Advisers divided about holding property in Sipps

Advisers have mixed views about holding commercial property in self-invested personal pensions with some raising concerns that the asset is only suitable for a small number of retirees.

While some advisers believe that holding property in Sipps has many advantages such as rent being paid directly into a pension, others are more sceptical and believe this type of asset is only suitable for a minority of individuals.

A survey from provider @Sipp, published this week (September 30), found that only 3 per cent of small and medium enterprise owners would consider holding business premises in a Sipp.

This was partly due to low awareness of this type of retirement solution as well as a lack of understanding as to what is actually involved in the process.

Adam Smith from the Financial Advice Centre agreed that low awareness was an issue among business owners.

He said: "Most people have no idea you can do it. It's always been me bringing the subject up rather than the client coming to me about it."

Out of 750 respondents to the survey, eight in 10 had never even considered using their pension savings as a source of business funding.

Those who had used their pension savings for funding said financial advice had been an important factor for them with almost three in 10 having been prompted to do so by a financial adviser and another 23 per cent having been advised by an accountant.

But Tom Selby, senior analyst at AJ Bell said it was not surprising that awareness of this option was low as it would only be suitable for a small number of people.

Mr Selby said: “Even where someone sees an adviser it is probably only going to be the right solution in a relatively small set of circumstances. 

“If you consider the average fund size in the survey is less than £200,000, the average commercial property will probably be too expensive to buy with most people’s pensions.”

He also warned that people must be aware of the risks that come with holding property in a Sipp.

Mr Selby said: “If you put a commercial property in a Sipp and your business gets into difficulty and stops paying rent, for example, your pension will be hit too.”

Ivor Harper, director at advice firm Park Financial Limited, agreed that often property assets come with many risks, such as the threat of little diversification and costs.

Mr Harper said: “Outside of people that have a property in their own business and want the pension to own that property, I would struggle to find much merit in using directly held property for your Sipp.

“Property sales can take a long time, particularly if the property market is depressed.

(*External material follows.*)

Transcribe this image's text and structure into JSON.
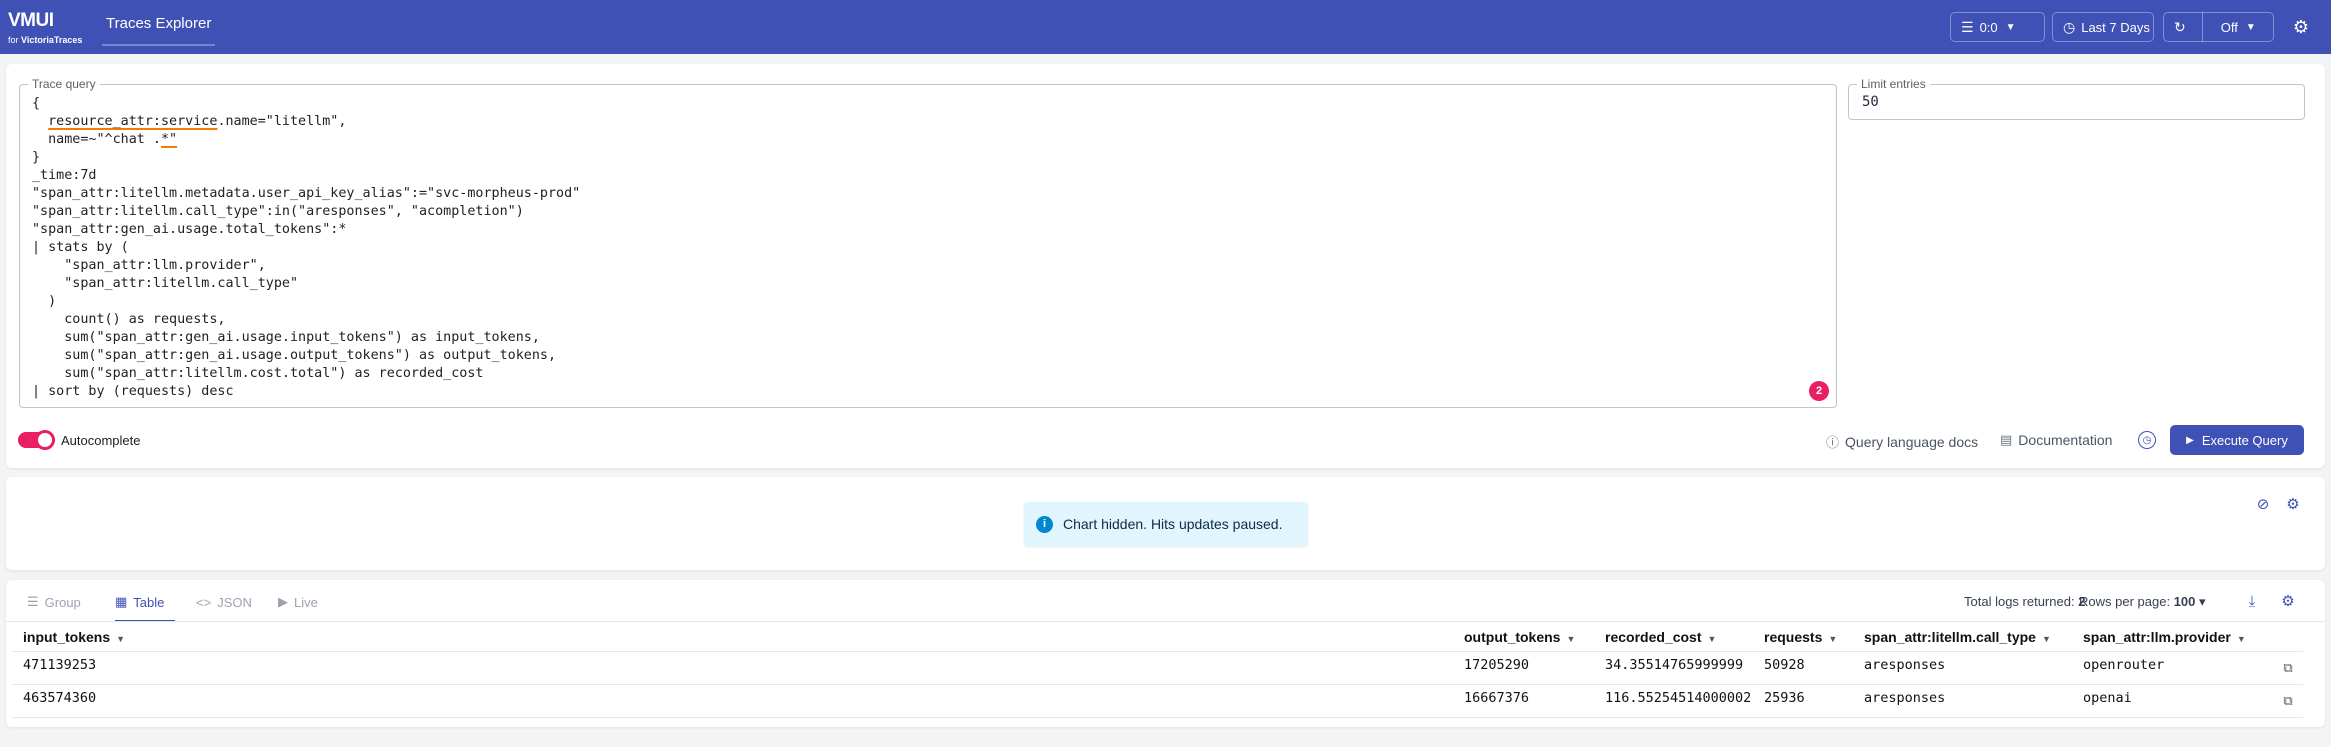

This is okay if you are a long way from retirement but not if you are approaching it.

“Also a direct property is likely to cost a significant sum so unless your fund is large it simply may not be practical.”